◆ **PROVIDED INFORMATION**:
-- Opening Marker --

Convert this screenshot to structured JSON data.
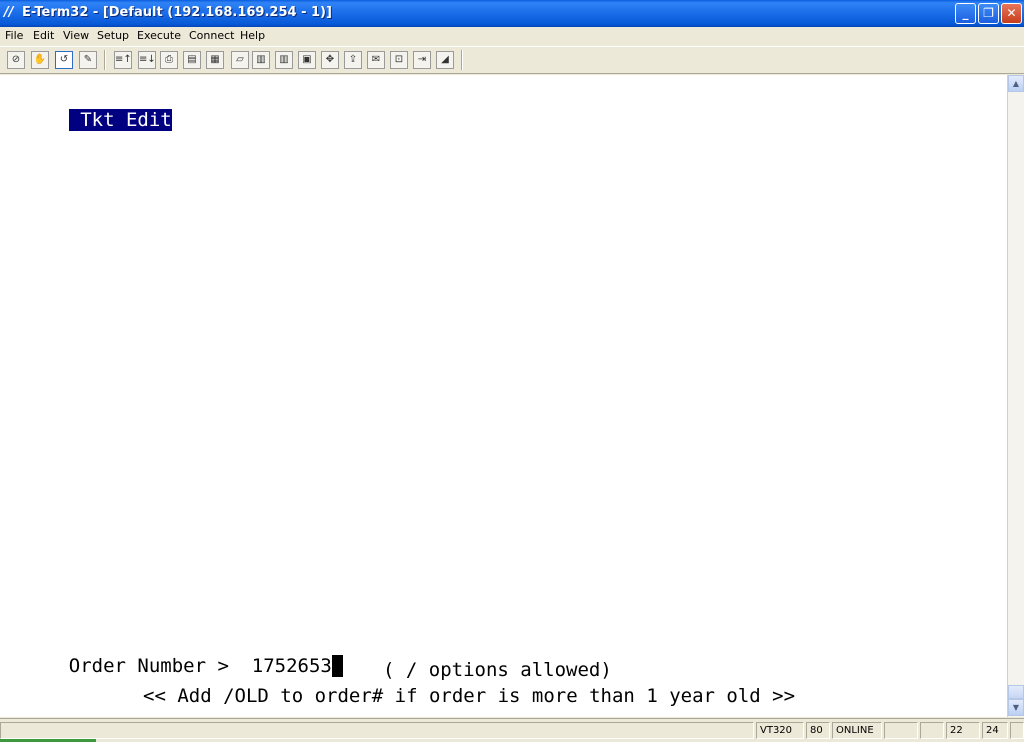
{
  "window": {
    "title": "E-Term32 - [Default (192.168.169.254 - 1)]",
    "app_icon_glyph": "//",
    "controls": {
      "minimize": "_",
      "maximize": "❐",
      "close": "✕"
    }
  },
  "menu": {
    "items": [
      "File",
      "Edit",
      "View",
      "Setup",
      "Execute",
      "Connect",
      "Help"
    ]
  },
  "toolbar": {
    "buttons": [
      "⊘",
      "✋",
      "↺",
      "✎",
      "≡↑",
      "≡↓",
      "⎙",
      "▤",
      "▦",
      "▱",
      "▥",
      "▥",
      "▣",
      "✥",
      "⇪",
      "✉",
      "⊡",
      "⇥",
      "◢"
    ]
  },
  "terminal": {
    "header": " Tkt Edit",
    "prompt_label": "Order Number >  ",
    "prompt_value": "1752653",
    "hint1": "( / options allowed)",
    "hint2": "<< Add /OLD to order# if order is more than 1 year old >>"
  },
  "scrollbar": {
    "up": "▲",
    "down": "▼"
  },
  "status": {
    "emulation": "VT320",
    "columns": "80",
    "connection": "ONLINE",
    "row": "22",
    "col": "24"
  }
}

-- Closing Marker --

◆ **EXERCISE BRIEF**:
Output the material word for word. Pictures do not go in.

◆ **RESPONSE**:
Convert this screenshot to structured JSON data.
{
  "window": {
    "title": "E-Term32 - [Default (192.168.169.254 - 1)]",
    "app_icon_glyph": "//",
    "controls": {
      "minimize": "_",
      "maximize": "❐",
      "close": "✕"
    }
  },
  "menu": {
    "items": [
      "File",
      "Edit",
      "View",
      "Setup",
      "Execute",
      "Connect",
      "Help"
    ]
  },
  "toolbar": {
    "buttons": [
      "⊘",
      "✋",
      "↺",
      "✎",
      "≡↑",
      "≡↓",
      "⎙",
      "▤",
      "▦",
      "▱",
      "▥",
      "▥",
      "▣",
      "✥",
      "⇪",
      "✉",
      "⊡",
      "⇥",
      "◢"
    ]
  },
  "terminal": {
    "header": " Tkt Edit",
    "prompt_label": "Order Number >  ",
    "prompt_value": "1752653",
    "hint1": "( / options allowed)",
    "hint2": "<< Add /OLD to order# if order is more than 1 year old >>"
  },
  "scrollbar": {
    "up": "▲",
    "down": "▼"
  },
  "status": {
    "emulation": "VT320",
    "columns": "80",
    "connection": "ONLINE",
    "row": "22",
    "col": "24"
  }
}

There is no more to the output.